Honeybees are disappearing in United States, and there’s new information on the reasons why.
A recent government report puts the blame on a parasitic mite (a tiny spiderlike creature that feeds on other species), viruses, bacteria, poor nutrition, genetics, loss of living areas and pesticides.
The many causes make it harder to do something about what’s called colony collapse disorder, experts say. The disorder has caused as many as one-third of the nation’s bees to die each winter since 2006.
Bees, especially honeybees, are needed to pollinate crops. They are a necessary link in the food supply.
The federal report, issued last week by the Agriculture Department and the Environmental Protection Agency, said the biggest culprit is the parasitic mite, called Varroa destructor.
Colony collapse disorder has also hit bee colonies in Europe, where government officials are considering a ban on a type of pesticide that some environmental groups say is to blame. The U.S. report puts some blame on pesticides but ranks them near the bottom of the list of factors. Federal officials and researchers advising them said there’s not yet enough scientific evidence to warrant banning the pesticides.
The report is the result of a large conference of scientists that the government brought together last year to figure out what’s going on. Participant May Berenbaum, a top bee researcher from the University of Illinois, said there is no proof that the group of pesticides known as neonicotinoids is the only culprit in the bee loss.
Berenbaum said she doubts that banning neonicotinoids would have any effect on bee health. She was the chairwoman of a major National Academy of Sciences study on the loss of pollinators.
Dave Gaulson of the University of Stirling in Scotland, who conducted a study last year that blamed the chemical, said he can’t disagree with the overall conclusions of the U.S. government report. However, he said, it should have emphasized pesticides more.
Agriculture Department bee researcher Jeff Pettis said modern farming practices often leave little area for bees to find food.
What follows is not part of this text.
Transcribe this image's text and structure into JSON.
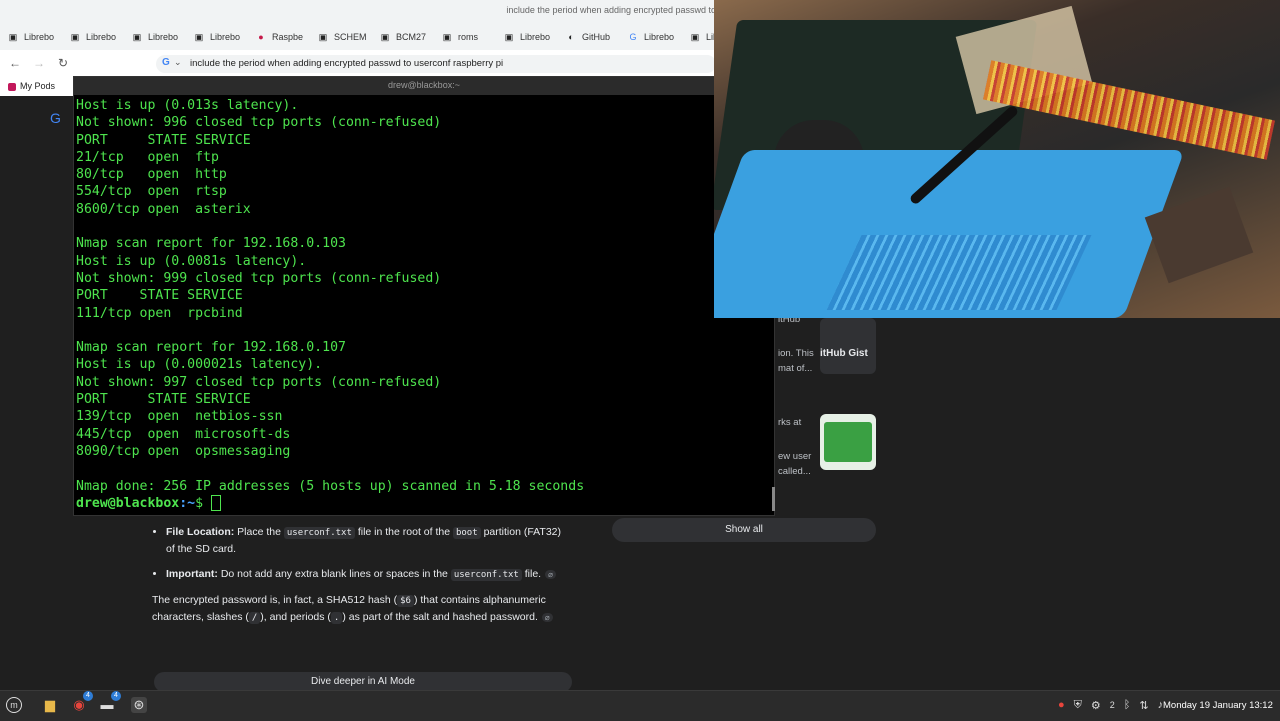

Berenbaum said that there’s no single solution to the problem and that scientists and government agencies aren’t able to tackle all of the causes at once.